Activity: Please copy the entries below word for word, leaving out any image.

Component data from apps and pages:
▽
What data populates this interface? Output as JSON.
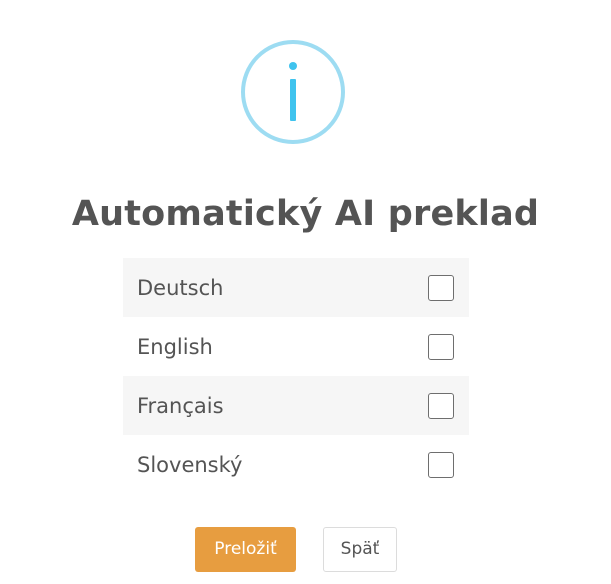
{
  "dialog": {
    "icon": "info-icon",
    "title": "Automatický AI preklad",
    "languages": [
      {
        "label": "Deutsch",
        "checked": false
      },
      {
        "label": "English",
        "checked": false
      },
      {
        "label": "Français",
        "checked": false
      },
      {
        "label": "Slovenský",
        "checked": false
      }
    ],
    "buttons": {
      "translate": "Preložiť",
      "back": "Späť"
    }
  },
  "colors": {
    "icon_ring": "#9ddcf2",
    "icon_glyph": "#3fc3ee",
    "title_text": "#545454",
    "row_shade": "#f6f6f6",
    "primary_button": "#e79d40"
  }
}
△
Written solution:
What data populates this interface? Output as JSON.
{
  "dialog": {
    "icon": "info-icon",
    "title": "Automatický AI preklad",
    "languages": [
      {
        "label": "Deutsch",
        "checked": false
      },
      {
        "label": "English",
        "checked": false
      },
      {
        "label": "Français",
        "checked": false
      },
      {
        "label": "Slovenský",
        "checked": false
      }
    ],
    "buttons": {
      "translate": "Preložiť",
      "back": "Späť"
    }
  },
  "colors": {
    "icon_ring": "#9ddcf2",
    "icon_glyph": "#3fc3ee",
    "title_text": "#545454",
    "row_shade": "#f6f6f6",
    "primary_button": "#e79d40"
  }
}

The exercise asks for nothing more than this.